PROBLEM: Word for word, restate each of the records below.

DATA SECTION:

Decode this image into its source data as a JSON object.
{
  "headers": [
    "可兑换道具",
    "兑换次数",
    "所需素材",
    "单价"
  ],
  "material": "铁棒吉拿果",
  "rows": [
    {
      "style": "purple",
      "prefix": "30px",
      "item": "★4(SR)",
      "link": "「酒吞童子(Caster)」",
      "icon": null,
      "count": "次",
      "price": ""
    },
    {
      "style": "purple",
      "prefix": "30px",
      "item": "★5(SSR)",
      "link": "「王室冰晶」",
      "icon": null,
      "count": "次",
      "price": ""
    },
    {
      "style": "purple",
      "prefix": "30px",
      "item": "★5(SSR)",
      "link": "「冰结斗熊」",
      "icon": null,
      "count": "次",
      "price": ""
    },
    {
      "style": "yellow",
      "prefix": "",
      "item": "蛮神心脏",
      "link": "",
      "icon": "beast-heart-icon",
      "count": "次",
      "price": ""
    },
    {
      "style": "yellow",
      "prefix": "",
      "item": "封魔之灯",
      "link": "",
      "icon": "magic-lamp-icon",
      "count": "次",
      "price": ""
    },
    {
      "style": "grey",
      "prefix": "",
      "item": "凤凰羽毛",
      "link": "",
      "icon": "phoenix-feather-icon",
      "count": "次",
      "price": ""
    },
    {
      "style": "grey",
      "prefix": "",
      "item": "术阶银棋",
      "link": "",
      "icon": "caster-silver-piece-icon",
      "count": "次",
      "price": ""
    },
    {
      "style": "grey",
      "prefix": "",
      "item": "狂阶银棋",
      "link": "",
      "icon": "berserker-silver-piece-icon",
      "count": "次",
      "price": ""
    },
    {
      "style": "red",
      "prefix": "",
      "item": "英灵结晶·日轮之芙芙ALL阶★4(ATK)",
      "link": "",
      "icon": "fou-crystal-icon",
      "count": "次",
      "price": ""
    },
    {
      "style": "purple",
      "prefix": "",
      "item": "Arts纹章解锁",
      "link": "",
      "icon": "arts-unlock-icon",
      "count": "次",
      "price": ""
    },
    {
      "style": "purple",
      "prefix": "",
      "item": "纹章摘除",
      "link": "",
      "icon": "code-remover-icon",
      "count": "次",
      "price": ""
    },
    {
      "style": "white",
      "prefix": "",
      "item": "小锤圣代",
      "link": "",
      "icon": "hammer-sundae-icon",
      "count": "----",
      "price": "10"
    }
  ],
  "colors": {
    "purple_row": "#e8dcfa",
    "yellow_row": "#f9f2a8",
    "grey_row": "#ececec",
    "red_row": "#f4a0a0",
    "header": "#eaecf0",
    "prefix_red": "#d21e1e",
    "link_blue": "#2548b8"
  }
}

EXPECTED ANSWER:
Decode this image into its source data as a JSON object.
{
  "headers": [
    "可兑换道具",
    "兑换次数",
    "所需素材",
    "单价"
  ],
  "material": "铁棒吉拿果",
  "rows": [
    {
      "style": "purple",
      "prefix": "30px",
      "item": "★4(SR)",
      "link": "「酒吞童子(Caster)」",
      "icon": null,
      "count": "次",
      "price": ""
    },
    {
      "style": "purple",
      "prefix": "30px",
      "item": "★5(SSR)",
      "link": "「王室冰晶」",
      "icon": null,
      "count": "次",
      "price": ""
    },
    {
      "style": "purple",
      "prefix": "30px",
      "item": "★5(SSR)",
      "link": "「冰结斗熊」",
      "icon": null,
      "count": "次",
      "price": ""
    },
    {
      "style": "yellow",
      "prefix": "",
      "item": "蛮神心脏",
      "link": "",
      "icon": "beast-heart-icon",
      "count": "次",
      "price": ""
    },
    {
      "style": "yellow",
      "prefix": "",
      "item": "封魔之灯",
      "link": "",
      "icon": "magic-lamp-icon",
      "count": "次",
      "price": ""
    },
    {
      "style": "grey",
      "prefix": "",
      "item": "凤凰羽毛",
      "link": "",
      "icon": "phoenix-feather-icon",
      "count": "次",
      "price": ""
    },
    {
      "style": "grey",
      "prefix": "",
      "item": "术阶银棋",
      "link": "",
      "icon": "caster-silver-piece-icon",
      "count": "次",
      "price": ""
    },
    {
      "style": "grey",
      "prefix": "",
      "item": "狂阶银棋",
      "link": "",
      "icon": "berserker-silver-piece-icon",
      "count": "次",
      "price": ""
    },
    {
      "style": "red",
      "prefix": "",
      "item": "英灵结晶·日轮之芙芙ALL阶★4(ATK)",
      "link": "",
      "icon": "fou-crystal-icon",
      "count": "次",
      "price": ""
    },
    {
      "style": "purple",
      "prefix": "",
      "item": "Arts纹章解锁",
      "link": "",
      "icon": "arts-unlock-icon",
      "count": "次",
      "price": ""
    },
    {
      "style": "purple",
      "prefix": "",
      "item": "纹章摘除",
      "link": "",
      "icon": "code-remover-icon",
      "count": "次",
      "price": ""
    },
    {
      "style": "white",
      "prefix": "",
      "item": "小锤圣代",
      "link": "",
      "icon": "hammer-sundae-icon",
      "count": "----",
      "price": "10"
    }
  ],
  "colors": {
    "purple_row": "#e8dcfa",
    "yellow_row": "#f9f2a8",
    "grey_row": "#ececec",
    "red_row": "#f4a0a0",
    "header": "#eaecf0",
    "prefix_red": "#d21e1e",
    "link_blue": "#2548b8"
  }
}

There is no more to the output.